Many people have lost their jobs or seen their employment grow more uncertain due to the pandemic’s shuttering of businesses and lockdown of large portions of the United States. If this situation applies to you, you may want to think of deferring any moves toward refinancing at this time. 

Remember that while refinancing can make mortgage payments lower, it also costs money. Refinancing costs can amount to roughly 3 to 6 percent of your mortgage. While you can often fold that cost into the refinanced mortgage, you will still be taking on more debt at an uncertain financial time, which is often not advisable.

More broadly, the macroeconomic climate may be uncertain in ways that can affect the advisability of refinancing. Home sales have plummeted in may areas. This is partly due to the large levels of unemployment and the uncertain business climate. But it also stems from the social distancing initiatives and lockdown mandates, which make it difficult to see a home in real life. Few people want to purchase a home they can’t physically see and explore.

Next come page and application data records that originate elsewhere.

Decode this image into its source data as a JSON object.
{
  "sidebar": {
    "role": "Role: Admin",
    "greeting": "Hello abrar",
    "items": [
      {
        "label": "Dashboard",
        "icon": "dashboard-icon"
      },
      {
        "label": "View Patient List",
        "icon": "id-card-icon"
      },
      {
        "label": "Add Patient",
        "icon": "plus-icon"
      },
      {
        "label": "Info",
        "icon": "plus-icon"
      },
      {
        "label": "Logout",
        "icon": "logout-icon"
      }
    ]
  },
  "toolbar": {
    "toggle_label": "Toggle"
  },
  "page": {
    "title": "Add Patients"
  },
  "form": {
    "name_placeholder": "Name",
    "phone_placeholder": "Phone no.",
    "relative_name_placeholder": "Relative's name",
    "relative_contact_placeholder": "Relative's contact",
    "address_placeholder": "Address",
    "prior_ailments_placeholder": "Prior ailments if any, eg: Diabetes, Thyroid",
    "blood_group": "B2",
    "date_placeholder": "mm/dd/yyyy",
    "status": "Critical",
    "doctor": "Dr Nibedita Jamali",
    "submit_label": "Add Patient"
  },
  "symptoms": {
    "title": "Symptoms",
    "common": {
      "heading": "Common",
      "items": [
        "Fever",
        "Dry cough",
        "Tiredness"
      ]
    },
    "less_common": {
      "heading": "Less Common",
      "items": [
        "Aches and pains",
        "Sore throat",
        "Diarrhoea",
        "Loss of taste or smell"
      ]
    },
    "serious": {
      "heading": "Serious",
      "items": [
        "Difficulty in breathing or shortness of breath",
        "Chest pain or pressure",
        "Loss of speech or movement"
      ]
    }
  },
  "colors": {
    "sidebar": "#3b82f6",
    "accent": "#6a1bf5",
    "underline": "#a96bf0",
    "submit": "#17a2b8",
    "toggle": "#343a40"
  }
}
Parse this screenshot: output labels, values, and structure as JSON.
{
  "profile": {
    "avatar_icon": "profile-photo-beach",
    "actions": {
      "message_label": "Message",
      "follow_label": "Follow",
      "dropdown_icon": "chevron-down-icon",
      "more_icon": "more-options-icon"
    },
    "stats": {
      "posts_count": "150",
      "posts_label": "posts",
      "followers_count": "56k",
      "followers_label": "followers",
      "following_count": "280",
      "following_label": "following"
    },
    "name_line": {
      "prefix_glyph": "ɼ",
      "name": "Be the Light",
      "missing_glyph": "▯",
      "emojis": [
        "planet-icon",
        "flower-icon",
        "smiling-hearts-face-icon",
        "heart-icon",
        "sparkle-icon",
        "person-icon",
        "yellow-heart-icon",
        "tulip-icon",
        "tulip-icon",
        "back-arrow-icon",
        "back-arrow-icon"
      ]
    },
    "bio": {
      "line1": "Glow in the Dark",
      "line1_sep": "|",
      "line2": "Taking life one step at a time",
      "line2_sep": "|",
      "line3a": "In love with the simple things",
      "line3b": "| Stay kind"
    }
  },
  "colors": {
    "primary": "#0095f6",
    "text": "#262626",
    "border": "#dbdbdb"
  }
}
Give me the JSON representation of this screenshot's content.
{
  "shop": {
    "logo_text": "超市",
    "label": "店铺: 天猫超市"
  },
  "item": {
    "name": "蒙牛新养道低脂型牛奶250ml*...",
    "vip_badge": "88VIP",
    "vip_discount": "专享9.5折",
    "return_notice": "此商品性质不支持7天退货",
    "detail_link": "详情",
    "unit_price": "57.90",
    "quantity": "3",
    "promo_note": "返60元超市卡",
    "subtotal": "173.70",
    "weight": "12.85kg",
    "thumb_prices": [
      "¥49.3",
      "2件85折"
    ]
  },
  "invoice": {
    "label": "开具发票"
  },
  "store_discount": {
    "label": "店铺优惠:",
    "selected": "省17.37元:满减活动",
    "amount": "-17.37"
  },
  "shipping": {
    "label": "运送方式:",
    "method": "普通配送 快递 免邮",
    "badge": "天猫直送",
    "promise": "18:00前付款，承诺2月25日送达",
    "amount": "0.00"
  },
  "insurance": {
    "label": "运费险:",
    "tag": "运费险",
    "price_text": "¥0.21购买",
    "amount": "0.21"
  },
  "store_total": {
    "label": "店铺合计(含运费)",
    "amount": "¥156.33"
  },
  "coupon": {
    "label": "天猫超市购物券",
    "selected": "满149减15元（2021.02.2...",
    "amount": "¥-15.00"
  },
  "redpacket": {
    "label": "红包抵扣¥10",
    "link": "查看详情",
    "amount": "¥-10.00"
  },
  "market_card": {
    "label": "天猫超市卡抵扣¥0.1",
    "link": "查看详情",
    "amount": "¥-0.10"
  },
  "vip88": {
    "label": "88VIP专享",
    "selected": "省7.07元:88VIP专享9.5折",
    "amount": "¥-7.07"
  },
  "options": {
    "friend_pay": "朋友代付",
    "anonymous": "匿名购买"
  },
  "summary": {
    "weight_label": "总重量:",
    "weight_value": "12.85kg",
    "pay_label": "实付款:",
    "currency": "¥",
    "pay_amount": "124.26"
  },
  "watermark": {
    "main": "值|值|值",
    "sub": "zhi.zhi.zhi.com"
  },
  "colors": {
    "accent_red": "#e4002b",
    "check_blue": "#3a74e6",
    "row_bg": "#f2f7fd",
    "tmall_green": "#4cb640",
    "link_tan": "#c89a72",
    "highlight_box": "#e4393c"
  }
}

Falling home sales can soften and even decrease home prices. Should you refinance when the price of your home may be falling? It’s important to consider the answer carefully.

Finally, the business outlook is uncertain in many sectors, simply because it isn’t clear when governments will allow businesses to reopen and social distancing measures to stop. Uncertainty, just by itself, can put a damper on home prices, employment and other measures important to your financial future.

Interest Rates Likely to Remain Low for Some Time

It is likely that mortgage interest rates will remain low for at least several months down the road. The Federal Reserve, which makes the decision on interest rate direction, is unlikely to raise rates while economic conditions remain weak across much of the nation.

As a result, consumers shouldn’t feel any particular rush to refinance right now. 

Calculating Your Break-Even Point

How do you calculate your break-even point? There are several steps. 

First, get an estimate for what refinancing will save you in monthly mortgage payments. 

If you have a 30-year mortgage at a 6.5 percent interest rate and the loan is for $300,000, for instance, your payment is $2,504. If you refinance at the current 3.58 percent interest rate, the payment becomes $1,968, a savings of $536 monthly. (It may be more if the amount of equity in your home results in Private Mortgage Insurance (PMI) no longer being required. Many lenders require PMI if the equity is less than 20 percent. Bear in mind, too, that fluctuating housing prices can change the PMI calculation.) 

Let’s assume your refinance closing costs would be 5 percent of your existing mortgage, or $15,000. You reach your break-even point when your monthly mortgage savings covers this cost. In this case, that’s nearly 28 months, or two years and four months. Do you plan to stay in the house longer than this? If so, mortgage refinancing may be a good idea. If not, or if you need the flexibility of being able to move without a financial loss in this period, it may not be. 

Discuss your specific financial situation and concerns with a financial advisor. At Rock House Financial, we know that even a small financial move can make a big difference to your financial future.